Across the entries below, work out how many lines contain "JSON". Respond with the number and no other text.

Items listed in a dataset:
-----

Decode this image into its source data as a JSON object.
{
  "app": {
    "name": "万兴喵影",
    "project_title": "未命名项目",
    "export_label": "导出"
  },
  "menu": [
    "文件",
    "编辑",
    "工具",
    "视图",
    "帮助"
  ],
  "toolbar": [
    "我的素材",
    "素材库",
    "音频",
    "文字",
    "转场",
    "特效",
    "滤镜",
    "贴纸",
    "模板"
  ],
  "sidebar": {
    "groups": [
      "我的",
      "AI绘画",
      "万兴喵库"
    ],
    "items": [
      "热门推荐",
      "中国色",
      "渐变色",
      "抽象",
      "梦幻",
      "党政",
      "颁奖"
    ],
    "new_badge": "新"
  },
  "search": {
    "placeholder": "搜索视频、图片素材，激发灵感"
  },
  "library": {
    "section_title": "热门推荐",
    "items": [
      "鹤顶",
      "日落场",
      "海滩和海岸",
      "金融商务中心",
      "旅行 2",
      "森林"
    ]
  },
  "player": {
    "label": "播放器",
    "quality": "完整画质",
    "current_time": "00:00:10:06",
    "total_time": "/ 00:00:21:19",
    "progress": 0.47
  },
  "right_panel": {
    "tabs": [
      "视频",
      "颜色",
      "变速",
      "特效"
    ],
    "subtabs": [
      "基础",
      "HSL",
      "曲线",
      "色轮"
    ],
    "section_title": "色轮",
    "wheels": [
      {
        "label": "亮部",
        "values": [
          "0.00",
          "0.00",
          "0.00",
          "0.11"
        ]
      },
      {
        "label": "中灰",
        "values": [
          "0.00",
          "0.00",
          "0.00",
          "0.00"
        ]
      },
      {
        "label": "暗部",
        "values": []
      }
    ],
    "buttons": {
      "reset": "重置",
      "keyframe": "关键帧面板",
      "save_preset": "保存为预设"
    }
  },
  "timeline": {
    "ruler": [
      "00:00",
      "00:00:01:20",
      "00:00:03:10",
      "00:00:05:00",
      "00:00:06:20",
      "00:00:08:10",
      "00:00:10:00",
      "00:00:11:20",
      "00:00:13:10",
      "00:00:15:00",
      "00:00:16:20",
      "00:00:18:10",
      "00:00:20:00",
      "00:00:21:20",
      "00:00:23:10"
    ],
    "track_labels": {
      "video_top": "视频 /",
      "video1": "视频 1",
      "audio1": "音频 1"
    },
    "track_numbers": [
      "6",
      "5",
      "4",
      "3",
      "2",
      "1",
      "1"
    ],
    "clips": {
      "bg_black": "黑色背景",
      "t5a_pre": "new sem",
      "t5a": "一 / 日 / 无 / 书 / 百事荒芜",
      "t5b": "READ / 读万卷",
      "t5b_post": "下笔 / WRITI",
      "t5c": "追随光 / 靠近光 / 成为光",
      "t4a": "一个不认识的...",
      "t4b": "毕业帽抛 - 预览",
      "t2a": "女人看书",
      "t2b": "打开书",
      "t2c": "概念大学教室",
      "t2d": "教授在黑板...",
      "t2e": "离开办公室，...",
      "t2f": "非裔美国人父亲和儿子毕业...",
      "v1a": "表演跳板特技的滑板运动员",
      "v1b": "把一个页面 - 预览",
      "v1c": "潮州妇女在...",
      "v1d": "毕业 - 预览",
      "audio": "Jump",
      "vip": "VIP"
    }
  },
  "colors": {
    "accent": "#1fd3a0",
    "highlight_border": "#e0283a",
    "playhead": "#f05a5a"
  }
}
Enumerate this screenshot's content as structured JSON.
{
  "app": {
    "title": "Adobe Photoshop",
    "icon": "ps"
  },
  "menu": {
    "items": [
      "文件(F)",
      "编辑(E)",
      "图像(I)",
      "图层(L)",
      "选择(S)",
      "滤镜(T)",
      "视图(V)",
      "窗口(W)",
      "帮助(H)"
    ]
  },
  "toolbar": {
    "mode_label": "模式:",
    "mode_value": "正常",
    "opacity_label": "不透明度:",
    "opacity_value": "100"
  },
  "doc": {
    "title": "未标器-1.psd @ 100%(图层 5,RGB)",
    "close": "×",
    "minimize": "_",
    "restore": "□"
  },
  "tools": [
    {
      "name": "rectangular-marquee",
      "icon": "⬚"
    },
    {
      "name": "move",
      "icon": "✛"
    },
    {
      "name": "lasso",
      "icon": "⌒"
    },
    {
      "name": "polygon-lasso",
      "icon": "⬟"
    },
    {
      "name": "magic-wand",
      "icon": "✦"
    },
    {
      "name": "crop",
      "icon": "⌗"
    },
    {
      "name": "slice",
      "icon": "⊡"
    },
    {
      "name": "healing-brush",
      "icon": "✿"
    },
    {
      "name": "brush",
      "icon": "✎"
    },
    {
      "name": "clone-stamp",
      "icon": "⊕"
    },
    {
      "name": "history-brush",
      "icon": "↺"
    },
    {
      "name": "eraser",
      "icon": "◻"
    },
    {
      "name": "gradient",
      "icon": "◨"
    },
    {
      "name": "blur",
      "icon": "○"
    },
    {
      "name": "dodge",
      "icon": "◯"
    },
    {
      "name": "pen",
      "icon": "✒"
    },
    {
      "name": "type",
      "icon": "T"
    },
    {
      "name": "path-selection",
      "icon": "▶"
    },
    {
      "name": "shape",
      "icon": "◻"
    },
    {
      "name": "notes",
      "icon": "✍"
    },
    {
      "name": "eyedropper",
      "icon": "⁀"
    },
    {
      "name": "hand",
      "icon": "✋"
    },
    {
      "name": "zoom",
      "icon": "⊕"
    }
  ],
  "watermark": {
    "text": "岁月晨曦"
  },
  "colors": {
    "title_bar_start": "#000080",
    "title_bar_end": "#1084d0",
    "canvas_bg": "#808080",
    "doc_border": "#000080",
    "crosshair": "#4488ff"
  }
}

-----

◆ Task answer
2